• **Data provided**

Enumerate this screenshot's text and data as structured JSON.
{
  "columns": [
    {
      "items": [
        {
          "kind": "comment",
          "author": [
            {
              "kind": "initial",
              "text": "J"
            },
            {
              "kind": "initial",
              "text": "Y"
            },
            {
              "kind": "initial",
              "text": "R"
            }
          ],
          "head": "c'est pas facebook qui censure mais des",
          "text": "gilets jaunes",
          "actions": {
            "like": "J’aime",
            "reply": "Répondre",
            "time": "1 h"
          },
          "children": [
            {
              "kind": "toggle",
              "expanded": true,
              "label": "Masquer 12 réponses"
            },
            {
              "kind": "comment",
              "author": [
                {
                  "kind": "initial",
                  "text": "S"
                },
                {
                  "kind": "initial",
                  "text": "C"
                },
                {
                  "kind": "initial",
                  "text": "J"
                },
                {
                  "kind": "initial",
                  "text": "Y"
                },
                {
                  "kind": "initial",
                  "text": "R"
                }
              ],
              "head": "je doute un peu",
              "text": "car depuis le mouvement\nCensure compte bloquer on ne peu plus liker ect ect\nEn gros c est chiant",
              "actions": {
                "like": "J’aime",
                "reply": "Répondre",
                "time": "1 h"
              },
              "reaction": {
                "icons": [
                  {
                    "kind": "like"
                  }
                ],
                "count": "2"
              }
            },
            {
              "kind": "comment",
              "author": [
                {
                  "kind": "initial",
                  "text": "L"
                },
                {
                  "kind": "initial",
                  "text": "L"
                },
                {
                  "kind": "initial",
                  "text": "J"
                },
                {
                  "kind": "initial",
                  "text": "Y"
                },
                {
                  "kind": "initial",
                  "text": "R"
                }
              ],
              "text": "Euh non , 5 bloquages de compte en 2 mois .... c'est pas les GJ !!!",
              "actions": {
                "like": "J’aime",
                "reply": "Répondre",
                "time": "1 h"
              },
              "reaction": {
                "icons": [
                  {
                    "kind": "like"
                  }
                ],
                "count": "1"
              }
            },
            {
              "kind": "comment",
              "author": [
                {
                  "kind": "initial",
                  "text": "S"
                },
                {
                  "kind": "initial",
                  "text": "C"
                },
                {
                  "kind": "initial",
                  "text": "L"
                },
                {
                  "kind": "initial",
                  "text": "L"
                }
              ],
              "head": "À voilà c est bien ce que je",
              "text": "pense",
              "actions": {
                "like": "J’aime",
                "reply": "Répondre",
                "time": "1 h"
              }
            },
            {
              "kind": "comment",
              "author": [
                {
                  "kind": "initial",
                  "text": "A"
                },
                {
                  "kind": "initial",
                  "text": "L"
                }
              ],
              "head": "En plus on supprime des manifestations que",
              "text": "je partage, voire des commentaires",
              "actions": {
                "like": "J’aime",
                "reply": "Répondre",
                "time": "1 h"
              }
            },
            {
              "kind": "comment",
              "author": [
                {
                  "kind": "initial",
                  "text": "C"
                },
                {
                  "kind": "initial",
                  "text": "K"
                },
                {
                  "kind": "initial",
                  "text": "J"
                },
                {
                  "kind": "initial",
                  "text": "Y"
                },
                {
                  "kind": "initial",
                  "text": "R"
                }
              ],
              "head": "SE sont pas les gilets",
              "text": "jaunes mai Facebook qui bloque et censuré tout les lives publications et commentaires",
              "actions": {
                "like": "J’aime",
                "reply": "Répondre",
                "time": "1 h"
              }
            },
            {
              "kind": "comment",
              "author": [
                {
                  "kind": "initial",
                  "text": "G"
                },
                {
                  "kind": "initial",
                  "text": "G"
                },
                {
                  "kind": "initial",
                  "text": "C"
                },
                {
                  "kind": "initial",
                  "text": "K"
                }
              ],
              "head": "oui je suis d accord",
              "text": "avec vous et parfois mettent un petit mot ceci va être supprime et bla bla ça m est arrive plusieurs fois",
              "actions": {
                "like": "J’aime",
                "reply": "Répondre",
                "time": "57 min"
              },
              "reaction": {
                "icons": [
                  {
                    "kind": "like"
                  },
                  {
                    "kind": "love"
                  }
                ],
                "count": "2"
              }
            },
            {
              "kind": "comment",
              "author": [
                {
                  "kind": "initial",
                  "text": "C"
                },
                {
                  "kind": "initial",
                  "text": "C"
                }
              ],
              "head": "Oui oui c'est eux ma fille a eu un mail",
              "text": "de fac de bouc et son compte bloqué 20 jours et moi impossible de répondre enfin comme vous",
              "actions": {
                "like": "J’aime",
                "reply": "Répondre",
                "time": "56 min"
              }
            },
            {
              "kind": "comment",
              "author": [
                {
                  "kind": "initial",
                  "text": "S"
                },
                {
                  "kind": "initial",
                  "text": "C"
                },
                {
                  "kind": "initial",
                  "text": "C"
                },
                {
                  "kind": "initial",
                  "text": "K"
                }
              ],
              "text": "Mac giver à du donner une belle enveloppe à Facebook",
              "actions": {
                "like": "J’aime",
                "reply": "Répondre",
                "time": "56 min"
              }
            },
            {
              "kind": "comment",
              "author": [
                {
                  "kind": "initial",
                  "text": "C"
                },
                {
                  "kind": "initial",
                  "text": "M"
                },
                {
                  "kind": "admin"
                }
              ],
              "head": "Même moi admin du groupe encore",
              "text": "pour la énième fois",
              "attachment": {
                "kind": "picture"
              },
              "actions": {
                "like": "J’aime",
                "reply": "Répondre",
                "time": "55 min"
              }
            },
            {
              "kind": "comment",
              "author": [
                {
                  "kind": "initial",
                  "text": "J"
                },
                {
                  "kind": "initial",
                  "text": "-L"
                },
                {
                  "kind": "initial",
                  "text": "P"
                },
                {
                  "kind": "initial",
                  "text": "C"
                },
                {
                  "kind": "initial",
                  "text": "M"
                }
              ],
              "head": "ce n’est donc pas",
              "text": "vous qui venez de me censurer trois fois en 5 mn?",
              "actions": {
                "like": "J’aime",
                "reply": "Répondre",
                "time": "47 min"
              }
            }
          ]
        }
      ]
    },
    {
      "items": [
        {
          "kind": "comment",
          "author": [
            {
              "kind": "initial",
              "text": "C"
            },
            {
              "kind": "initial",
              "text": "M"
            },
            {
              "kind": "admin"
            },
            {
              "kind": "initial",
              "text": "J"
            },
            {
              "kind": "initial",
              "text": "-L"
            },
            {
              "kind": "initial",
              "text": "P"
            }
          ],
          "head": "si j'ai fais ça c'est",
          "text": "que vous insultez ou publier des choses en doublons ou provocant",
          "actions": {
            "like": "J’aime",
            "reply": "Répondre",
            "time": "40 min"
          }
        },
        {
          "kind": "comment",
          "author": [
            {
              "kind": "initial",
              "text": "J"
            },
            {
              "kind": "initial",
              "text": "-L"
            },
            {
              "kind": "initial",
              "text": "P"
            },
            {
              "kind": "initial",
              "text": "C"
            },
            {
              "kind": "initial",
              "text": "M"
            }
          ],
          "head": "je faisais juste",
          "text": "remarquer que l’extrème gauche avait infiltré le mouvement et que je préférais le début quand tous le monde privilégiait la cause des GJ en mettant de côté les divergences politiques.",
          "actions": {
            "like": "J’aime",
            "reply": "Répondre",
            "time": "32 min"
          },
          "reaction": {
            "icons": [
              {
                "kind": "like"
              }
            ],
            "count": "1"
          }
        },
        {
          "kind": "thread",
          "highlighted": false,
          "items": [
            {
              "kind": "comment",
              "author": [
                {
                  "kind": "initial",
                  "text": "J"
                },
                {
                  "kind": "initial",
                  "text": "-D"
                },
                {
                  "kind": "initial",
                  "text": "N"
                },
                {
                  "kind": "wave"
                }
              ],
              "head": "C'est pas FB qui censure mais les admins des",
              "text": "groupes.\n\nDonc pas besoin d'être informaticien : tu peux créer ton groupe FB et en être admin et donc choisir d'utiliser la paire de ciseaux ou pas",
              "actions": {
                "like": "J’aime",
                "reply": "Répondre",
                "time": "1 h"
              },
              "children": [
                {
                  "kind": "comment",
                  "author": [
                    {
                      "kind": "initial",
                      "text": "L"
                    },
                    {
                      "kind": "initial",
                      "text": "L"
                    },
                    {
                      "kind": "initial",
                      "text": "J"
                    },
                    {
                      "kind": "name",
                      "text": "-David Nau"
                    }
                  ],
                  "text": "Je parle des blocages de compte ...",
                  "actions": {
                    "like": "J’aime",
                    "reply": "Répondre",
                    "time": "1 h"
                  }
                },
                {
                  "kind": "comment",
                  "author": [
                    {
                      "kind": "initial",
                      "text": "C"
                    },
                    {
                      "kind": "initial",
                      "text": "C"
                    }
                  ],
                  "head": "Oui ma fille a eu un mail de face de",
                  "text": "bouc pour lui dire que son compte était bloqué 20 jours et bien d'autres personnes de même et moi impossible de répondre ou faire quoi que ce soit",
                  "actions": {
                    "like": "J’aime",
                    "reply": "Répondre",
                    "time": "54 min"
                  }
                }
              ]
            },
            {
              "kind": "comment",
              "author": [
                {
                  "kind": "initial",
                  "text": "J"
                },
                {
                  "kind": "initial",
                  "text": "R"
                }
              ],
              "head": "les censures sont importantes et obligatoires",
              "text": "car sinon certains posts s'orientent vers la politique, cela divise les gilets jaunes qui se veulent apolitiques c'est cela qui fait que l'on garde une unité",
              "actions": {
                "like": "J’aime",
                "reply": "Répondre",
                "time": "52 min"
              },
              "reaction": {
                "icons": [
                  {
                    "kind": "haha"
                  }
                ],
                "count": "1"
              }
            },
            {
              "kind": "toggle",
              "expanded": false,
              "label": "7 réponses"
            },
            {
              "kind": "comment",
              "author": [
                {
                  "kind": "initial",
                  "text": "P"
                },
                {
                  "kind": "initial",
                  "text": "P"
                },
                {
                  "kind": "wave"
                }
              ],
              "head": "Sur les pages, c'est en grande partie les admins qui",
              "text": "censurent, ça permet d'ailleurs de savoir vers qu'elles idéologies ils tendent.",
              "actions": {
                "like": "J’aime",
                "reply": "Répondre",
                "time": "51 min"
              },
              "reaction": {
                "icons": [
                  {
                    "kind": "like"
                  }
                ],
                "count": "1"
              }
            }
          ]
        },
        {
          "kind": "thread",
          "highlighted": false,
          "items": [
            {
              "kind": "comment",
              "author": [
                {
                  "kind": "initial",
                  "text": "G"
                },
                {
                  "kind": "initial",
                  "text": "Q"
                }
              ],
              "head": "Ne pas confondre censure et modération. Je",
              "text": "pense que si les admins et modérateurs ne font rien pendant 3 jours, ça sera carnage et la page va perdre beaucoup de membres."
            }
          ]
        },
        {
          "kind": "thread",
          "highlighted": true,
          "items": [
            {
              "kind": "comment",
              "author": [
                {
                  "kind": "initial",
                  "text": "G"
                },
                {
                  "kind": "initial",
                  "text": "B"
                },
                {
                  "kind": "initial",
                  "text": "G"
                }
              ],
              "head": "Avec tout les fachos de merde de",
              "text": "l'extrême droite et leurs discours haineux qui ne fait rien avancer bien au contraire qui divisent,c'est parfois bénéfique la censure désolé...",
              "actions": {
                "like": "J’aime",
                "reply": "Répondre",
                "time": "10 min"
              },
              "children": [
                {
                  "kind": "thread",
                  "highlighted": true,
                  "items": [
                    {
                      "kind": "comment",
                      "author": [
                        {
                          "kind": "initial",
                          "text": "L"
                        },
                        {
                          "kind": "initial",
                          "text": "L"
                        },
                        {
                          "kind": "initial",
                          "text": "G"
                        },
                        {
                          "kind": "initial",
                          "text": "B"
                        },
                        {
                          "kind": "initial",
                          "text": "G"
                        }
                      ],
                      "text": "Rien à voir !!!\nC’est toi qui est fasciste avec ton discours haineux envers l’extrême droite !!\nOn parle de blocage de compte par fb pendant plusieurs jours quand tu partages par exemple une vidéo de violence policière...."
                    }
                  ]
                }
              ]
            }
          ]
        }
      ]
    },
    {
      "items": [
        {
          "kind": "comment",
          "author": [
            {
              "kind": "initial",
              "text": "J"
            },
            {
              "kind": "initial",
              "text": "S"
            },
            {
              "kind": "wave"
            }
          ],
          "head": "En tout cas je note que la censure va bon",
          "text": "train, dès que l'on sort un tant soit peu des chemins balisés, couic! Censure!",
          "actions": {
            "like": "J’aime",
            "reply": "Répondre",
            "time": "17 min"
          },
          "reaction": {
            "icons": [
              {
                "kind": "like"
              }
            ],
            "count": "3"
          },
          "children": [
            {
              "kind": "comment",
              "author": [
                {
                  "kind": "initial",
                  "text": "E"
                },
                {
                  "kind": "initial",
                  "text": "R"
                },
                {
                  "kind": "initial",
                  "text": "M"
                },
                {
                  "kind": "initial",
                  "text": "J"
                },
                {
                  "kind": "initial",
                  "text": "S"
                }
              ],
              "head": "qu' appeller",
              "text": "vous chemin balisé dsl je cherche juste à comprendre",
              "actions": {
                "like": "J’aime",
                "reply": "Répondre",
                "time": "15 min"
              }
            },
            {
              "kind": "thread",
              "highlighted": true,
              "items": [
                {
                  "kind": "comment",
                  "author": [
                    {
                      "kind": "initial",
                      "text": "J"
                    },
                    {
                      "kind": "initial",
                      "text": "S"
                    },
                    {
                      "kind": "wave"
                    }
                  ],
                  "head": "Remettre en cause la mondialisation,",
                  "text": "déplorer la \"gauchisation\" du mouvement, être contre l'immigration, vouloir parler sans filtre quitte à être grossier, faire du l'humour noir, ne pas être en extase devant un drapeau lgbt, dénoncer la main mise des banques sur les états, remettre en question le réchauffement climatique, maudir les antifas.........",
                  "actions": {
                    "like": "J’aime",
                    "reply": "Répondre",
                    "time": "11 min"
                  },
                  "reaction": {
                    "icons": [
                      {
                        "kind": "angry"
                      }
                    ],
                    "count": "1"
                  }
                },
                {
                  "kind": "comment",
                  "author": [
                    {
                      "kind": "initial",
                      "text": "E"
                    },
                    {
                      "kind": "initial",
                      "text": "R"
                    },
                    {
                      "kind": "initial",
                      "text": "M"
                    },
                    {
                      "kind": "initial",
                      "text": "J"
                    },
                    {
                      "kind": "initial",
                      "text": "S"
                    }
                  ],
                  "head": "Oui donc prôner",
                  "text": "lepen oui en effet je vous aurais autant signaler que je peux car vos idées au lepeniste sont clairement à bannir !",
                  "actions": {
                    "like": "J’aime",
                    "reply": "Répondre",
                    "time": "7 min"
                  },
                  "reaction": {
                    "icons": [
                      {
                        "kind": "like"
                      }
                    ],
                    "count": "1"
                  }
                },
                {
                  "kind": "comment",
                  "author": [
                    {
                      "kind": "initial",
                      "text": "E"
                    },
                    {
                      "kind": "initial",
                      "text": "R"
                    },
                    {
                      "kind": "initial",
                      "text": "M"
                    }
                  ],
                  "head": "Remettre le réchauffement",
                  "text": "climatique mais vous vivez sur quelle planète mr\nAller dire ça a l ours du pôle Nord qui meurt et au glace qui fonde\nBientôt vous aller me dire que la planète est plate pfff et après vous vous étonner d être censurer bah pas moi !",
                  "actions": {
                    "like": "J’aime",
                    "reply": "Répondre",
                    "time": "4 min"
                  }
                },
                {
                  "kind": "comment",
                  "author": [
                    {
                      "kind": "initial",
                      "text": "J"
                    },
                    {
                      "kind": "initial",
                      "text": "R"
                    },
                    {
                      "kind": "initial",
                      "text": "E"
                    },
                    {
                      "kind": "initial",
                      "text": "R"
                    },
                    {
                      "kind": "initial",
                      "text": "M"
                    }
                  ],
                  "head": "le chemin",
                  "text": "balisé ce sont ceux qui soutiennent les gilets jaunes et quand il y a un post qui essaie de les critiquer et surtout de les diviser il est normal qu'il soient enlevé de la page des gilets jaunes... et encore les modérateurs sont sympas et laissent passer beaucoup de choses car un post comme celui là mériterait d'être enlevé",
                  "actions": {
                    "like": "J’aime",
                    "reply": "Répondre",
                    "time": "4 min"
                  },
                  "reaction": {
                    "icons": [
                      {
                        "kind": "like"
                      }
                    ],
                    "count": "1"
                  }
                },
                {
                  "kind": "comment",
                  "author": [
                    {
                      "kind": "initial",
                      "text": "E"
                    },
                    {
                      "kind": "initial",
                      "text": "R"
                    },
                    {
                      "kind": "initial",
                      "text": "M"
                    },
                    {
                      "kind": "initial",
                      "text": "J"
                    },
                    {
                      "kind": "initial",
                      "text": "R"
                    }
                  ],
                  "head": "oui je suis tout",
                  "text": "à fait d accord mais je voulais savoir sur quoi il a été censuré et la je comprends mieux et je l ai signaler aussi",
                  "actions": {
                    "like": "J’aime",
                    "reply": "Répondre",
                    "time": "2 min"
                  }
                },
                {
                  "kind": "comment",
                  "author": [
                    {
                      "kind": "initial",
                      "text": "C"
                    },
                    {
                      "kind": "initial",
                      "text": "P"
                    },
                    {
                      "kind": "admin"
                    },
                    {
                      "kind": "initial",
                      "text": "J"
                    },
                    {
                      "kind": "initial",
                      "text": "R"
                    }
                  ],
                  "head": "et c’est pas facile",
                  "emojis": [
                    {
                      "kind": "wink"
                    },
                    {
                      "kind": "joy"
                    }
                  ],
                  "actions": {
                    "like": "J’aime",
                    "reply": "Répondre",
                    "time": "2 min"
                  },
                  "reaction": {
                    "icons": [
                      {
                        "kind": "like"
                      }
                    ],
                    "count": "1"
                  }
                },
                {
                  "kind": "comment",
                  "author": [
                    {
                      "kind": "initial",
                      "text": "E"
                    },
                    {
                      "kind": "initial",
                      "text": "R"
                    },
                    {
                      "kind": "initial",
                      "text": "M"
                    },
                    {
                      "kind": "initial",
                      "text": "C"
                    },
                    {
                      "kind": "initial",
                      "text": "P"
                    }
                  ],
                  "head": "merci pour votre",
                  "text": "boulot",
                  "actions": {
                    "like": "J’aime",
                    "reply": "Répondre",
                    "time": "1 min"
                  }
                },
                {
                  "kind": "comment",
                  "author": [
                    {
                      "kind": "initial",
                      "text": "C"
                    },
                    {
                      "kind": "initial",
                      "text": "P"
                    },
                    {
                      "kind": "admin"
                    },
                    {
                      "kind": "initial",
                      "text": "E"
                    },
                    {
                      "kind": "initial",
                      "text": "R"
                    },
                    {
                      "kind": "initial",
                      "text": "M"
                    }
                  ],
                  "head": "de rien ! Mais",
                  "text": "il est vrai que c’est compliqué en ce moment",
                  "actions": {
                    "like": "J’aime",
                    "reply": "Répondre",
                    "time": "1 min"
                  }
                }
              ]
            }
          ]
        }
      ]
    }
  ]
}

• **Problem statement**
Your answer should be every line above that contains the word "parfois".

• **Solution to the problem**
              "text": "avec vous et parfois mettent un petit mot ceci va être supprime et bla bla ça m est arrive plusieurs fois",
              "text": "l'extrême droite et leurs discours haineux qui ne fait rien avancer bien au contraire qui divisent,c'est parfois bénéfique la censure désolé...",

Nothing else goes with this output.